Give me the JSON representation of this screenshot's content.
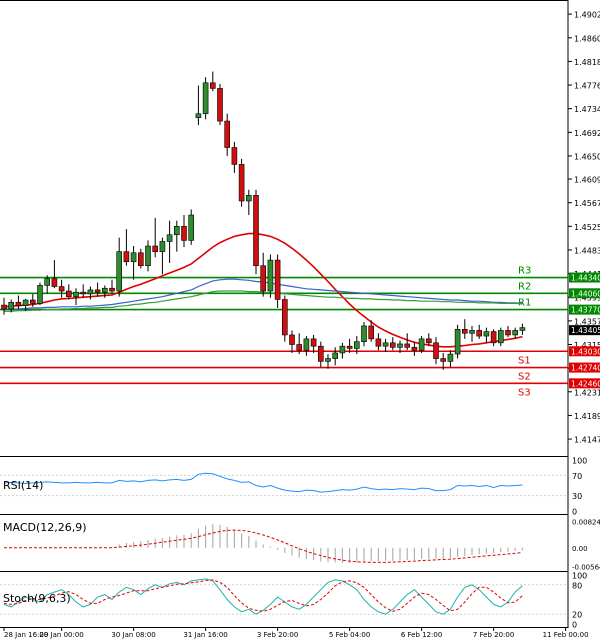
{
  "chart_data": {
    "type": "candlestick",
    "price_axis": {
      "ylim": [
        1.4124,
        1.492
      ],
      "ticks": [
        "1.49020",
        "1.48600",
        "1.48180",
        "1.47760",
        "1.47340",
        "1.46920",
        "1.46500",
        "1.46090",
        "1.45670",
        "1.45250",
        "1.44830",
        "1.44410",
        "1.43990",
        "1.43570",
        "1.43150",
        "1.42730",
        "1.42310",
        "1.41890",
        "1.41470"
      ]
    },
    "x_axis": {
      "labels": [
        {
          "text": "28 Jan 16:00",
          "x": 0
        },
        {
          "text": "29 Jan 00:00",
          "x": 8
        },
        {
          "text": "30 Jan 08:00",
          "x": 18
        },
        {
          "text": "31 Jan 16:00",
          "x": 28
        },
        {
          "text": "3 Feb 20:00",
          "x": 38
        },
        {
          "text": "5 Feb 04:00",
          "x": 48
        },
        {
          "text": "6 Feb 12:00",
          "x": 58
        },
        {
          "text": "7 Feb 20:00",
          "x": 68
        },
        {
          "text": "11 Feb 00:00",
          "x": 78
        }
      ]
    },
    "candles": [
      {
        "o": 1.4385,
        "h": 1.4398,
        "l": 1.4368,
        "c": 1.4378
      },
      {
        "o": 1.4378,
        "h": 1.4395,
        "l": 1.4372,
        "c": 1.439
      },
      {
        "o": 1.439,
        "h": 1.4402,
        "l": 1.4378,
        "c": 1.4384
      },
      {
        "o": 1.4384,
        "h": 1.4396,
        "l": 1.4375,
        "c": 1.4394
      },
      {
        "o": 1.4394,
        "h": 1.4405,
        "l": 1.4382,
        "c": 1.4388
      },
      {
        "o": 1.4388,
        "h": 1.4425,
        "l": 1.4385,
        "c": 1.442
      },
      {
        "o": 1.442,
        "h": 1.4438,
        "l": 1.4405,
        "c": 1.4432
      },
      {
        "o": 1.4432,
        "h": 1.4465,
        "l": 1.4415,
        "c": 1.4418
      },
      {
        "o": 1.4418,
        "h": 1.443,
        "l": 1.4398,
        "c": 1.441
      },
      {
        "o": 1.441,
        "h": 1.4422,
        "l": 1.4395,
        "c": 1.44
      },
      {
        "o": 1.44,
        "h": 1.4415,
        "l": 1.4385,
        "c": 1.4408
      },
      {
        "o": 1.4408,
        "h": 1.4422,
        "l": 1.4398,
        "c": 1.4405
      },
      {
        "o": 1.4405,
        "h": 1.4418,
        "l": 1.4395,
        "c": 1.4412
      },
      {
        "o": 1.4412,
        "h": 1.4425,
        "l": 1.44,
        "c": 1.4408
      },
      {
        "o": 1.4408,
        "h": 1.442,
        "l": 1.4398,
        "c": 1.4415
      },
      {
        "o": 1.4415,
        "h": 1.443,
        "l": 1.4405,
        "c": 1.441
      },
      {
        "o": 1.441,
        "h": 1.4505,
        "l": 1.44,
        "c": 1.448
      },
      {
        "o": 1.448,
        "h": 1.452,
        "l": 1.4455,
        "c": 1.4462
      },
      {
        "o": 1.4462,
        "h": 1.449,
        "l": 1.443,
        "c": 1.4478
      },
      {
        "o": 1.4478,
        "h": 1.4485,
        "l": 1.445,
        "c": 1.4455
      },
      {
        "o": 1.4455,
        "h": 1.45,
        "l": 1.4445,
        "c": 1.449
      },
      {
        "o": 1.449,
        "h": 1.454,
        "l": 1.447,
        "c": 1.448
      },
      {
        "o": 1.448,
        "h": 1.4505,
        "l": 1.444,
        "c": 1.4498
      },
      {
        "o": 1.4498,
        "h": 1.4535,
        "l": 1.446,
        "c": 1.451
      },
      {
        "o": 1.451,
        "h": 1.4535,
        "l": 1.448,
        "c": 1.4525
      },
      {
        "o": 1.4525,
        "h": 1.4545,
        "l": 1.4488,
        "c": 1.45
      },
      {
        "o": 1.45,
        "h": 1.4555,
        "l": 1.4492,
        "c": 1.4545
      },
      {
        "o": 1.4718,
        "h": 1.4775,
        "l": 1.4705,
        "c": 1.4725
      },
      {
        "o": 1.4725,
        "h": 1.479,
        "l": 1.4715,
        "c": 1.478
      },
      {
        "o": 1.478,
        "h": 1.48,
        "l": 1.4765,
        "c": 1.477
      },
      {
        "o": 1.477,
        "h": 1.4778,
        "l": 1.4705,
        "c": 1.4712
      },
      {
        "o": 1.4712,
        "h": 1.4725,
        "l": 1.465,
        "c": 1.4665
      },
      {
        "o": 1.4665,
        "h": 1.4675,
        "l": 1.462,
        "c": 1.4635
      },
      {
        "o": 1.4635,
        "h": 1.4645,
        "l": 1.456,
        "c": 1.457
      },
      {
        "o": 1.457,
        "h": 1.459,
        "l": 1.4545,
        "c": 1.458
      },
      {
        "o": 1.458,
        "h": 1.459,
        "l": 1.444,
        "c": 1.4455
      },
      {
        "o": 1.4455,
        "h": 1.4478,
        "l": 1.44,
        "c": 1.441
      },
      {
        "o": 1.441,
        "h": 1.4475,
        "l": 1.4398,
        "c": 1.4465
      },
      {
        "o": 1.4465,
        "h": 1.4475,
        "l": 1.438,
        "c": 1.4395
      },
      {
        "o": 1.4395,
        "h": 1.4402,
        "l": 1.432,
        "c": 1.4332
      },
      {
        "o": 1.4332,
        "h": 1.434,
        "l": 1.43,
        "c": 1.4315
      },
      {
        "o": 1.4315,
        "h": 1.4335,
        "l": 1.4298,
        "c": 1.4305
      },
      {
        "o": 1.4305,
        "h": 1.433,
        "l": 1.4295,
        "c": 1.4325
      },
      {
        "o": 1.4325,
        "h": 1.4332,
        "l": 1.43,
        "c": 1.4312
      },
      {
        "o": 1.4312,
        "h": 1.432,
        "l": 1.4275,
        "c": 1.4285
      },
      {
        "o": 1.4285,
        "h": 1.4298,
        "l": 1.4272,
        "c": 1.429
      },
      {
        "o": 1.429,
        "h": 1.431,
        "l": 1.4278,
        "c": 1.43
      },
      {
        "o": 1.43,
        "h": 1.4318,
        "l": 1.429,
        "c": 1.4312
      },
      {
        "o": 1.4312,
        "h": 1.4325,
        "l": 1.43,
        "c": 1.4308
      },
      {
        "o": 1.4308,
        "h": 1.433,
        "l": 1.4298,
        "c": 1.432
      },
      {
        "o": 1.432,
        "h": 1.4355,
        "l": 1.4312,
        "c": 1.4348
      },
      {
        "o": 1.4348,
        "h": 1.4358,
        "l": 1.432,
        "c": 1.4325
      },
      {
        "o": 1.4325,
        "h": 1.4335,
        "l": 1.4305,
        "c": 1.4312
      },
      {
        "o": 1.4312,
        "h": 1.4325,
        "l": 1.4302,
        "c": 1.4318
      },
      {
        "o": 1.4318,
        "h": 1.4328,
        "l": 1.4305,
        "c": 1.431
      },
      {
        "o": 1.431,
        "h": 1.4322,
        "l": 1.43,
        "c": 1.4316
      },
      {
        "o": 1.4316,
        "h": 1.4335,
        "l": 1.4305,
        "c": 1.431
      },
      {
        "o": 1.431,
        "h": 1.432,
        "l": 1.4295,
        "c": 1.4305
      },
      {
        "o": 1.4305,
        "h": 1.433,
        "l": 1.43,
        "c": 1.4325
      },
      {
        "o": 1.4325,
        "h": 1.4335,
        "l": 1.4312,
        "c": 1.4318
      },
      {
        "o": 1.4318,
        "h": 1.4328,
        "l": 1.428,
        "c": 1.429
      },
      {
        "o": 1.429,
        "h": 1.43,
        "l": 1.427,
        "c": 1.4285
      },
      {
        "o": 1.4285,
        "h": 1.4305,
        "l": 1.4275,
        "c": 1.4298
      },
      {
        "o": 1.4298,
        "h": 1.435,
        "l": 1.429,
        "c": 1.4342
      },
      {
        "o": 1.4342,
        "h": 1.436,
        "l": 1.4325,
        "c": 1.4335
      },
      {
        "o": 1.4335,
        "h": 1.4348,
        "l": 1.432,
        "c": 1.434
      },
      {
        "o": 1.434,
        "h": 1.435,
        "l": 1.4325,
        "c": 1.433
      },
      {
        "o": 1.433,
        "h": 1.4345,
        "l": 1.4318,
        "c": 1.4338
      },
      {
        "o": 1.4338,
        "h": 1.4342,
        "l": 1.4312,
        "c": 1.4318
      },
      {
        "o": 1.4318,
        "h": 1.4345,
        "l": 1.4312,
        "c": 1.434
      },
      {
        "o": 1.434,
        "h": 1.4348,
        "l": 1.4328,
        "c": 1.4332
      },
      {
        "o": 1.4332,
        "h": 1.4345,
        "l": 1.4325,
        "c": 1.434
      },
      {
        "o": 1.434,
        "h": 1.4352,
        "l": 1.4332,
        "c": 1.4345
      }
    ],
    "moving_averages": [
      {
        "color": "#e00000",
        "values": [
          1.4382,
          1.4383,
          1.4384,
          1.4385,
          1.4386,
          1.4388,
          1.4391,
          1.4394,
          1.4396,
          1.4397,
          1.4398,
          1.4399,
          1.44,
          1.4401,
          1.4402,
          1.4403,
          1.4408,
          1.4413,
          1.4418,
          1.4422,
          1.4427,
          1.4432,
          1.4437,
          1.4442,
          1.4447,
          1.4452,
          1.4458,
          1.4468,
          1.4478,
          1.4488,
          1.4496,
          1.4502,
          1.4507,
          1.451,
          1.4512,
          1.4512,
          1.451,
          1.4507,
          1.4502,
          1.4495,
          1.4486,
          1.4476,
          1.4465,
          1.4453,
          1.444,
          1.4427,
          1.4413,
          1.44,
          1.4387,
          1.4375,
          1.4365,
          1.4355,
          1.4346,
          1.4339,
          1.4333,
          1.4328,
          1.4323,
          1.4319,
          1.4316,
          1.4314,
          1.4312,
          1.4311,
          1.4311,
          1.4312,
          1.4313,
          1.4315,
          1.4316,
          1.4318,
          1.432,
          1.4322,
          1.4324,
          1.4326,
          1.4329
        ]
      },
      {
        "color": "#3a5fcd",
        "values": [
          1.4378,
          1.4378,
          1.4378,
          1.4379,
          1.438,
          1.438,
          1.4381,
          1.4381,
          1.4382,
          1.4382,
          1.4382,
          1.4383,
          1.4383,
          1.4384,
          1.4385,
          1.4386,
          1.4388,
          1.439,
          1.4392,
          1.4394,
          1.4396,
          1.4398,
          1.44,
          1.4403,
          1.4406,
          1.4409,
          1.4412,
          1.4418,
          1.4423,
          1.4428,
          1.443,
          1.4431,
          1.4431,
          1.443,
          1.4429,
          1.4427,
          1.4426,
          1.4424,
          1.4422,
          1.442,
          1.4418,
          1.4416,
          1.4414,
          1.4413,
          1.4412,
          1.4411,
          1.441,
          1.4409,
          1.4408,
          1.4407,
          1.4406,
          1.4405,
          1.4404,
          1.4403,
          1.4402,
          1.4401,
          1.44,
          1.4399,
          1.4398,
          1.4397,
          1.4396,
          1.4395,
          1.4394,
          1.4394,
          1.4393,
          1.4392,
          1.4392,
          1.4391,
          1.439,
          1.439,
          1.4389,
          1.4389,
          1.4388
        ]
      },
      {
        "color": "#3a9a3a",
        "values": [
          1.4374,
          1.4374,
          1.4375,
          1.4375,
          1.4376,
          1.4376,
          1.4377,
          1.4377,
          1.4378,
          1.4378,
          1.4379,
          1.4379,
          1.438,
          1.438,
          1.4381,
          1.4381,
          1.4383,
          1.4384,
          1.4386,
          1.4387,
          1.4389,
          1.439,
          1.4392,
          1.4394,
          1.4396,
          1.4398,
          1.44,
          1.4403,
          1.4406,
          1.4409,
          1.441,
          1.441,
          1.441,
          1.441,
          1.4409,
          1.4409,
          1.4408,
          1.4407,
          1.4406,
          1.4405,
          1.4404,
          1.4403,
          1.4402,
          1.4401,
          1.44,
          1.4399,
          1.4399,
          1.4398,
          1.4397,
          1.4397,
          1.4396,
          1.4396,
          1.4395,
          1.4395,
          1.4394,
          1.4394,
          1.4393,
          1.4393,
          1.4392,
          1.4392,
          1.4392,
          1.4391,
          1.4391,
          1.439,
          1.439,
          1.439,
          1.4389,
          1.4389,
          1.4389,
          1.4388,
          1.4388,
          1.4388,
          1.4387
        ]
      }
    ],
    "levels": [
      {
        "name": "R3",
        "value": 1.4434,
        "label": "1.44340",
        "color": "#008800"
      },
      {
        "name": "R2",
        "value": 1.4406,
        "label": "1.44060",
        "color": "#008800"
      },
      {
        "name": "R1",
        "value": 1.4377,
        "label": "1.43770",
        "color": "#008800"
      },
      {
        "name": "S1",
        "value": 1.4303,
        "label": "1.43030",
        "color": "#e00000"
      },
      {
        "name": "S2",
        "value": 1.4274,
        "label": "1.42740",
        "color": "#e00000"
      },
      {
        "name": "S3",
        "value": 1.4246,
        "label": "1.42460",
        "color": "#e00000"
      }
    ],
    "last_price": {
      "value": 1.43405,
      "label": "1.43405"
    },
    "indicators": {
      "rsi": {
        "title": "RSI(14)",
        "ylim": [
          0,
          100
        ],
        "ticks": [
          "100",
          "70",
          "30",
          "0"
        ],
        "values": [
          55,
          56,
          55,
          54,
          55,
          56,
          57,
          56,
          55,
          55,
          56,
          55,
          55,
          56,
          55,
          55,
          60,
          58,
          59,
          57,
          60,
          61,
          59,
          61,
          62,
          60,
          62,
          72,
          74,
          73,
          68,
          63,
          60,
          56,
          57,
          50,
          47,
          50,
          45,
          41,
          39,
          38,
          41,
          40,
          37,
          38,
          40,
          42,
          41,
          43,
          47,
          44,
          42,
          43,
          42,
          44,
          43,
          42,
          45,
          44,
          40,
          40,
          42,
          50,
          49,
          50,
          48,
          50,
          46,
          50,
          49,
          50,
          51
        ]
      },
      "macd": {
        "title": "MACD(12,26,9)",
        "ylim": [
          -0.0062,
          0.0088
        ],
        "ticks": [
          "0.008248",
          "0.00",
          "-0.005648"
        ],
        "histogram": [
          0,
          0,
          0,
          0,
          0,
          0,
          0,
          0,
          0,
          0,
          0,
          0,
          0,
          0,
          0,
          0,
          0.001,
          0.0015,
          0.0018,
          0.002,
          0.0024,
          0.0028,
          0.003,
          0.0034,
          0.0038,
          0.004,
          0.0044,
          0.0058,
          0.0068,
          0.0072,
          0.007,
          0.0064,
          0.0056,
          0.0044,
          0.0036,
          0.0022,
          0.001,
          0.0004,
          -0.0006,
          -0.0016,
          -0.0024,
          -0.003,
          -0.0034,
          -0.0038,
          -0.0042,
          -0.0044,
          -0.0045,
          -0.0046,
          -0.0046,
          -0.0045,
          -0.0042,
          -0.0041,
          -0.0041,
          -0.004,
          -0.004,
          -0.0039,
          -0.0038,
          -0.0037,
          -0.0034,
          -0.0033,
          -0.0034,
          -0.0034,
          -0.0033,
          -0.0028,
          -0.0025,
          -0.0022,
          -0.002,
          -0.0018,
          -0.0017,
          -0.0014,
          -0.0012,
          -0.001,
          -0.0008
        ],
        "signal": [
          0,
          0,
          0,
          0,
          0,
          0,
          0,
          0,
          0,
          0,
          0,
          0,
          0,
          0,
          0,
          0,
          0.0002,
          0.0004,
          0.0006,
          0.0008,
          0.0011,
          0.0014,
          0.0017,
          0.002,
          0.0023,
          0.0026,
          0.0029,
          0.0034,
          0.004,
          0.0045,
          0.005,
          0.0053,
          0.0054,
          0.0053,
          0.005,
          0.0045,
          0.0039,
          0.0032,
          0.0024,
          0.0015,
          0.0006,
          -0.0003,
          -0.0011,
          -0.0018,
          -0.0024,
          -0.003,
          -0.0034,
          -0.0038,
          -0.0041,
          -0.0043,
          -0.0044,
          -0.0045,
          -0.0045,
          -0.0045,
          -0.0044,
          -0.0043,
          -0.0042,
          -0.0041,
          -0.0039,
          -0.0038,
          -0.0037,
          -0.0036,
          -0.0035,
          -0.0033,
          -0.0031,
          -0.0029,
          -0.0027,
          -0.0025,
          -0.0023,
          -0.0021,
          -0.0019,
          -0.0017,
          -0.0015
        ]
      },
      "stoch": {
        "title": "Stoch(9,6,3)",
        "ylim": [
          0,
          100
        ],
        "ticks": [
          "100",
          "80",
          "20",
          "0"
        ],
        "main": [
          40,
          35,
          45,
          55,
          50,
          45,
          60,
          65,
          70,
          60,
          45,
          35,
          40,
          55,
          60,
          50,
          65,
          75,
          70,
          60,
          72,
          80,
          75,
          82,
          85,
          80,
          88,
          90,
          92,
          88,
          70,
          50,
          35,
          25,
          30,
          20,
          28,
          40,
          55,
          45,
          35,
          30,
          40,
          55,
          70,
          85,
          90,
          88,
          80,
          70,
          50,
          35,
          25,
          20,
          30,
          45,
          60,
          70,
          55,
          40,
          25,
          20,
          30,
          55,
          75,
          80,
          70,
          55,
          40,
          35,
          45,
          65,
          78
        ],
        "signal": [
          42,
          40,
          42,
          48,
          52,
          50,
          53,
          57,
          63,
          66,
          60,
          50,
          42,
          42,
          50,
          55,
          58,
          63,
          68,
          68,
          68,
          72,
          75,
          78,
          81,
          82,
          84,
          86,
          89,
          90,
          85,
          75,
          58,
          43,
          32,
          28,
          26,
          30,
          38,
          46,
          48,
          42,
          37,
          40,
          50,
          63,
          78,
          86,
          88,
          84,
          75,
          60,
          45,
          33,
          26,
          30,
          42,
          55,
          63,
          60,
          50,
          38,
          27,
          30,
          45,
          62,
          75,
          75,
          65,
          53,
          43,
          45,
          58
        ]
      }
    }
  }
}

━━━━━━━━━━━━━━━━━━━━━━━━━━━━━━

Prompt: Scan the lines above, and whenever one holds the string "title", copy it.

The completed task:
        "title": "RSI(14)",
        "title": "MACD(12,26,9)",
        "title": "Stoch(9,6,3)",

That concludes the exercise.